* [Provided records]
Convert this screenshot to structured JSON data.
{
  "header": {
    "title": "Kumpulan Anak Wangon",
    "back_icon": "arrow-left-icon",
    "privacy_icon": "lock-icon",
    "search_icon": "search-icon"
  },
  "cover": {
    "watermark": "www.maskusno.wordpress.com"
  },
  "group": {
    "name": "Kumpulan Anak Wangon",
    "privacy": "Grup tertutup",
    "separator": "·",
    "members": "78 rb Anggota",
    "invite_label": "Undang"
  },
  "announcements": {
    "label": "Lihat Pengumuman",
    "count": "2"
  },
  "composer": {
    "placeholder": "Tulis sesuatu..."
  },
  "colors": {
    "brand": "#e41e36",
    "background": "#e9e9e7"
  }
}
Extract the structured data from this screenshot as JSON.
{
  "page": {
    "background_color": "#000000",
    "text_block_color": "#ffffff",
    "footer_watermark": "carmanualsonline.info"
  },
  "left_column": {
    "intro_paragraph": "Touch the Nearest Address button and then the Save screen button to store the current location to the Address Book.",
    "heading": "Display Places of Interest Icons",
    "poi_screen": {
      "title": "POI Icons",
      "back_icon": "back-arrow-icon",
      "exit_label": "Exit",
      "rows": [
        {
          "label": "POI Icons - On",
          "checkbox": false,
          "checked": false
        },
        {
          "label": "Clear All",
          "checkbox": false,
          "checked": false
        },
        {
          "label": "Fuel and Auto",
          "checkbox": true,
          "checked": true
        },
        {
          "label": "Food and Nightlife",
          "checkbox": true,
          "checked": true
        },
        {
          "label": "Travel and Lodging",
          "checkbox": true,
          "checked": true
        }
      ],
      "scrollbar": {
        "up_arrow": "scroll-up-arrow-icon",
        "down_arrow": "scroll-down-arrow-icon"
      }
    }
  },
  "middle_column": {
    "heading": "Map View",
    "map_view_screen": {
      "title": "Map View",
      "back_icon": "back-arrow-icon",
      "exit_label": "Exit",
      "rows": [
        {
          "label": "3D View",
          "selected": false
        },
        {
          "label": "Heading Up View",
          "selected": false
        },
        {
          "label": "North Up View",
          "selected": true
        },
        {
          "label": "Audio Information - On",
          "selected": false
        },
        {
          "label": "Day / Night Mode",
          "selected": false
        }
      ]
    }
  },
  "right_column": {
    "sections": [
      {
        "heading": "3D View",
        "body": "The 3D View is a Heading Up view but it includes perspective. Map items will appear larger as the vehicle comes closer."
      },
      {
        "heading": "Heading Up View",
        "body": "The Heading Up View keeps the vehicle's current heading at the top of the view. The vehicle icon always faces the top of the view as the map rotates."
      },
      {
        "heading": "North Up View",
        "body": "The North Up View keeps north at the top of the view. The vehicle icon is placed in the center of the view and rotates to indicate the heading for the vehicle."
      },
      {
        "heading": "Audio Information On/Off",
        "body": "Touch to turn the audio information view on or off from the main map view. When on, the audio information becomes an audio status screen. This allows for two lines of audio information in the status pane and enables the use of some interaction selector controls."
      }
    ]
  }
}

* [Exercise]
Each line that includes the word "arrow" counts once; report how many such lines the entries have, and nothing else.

* [Your response]
5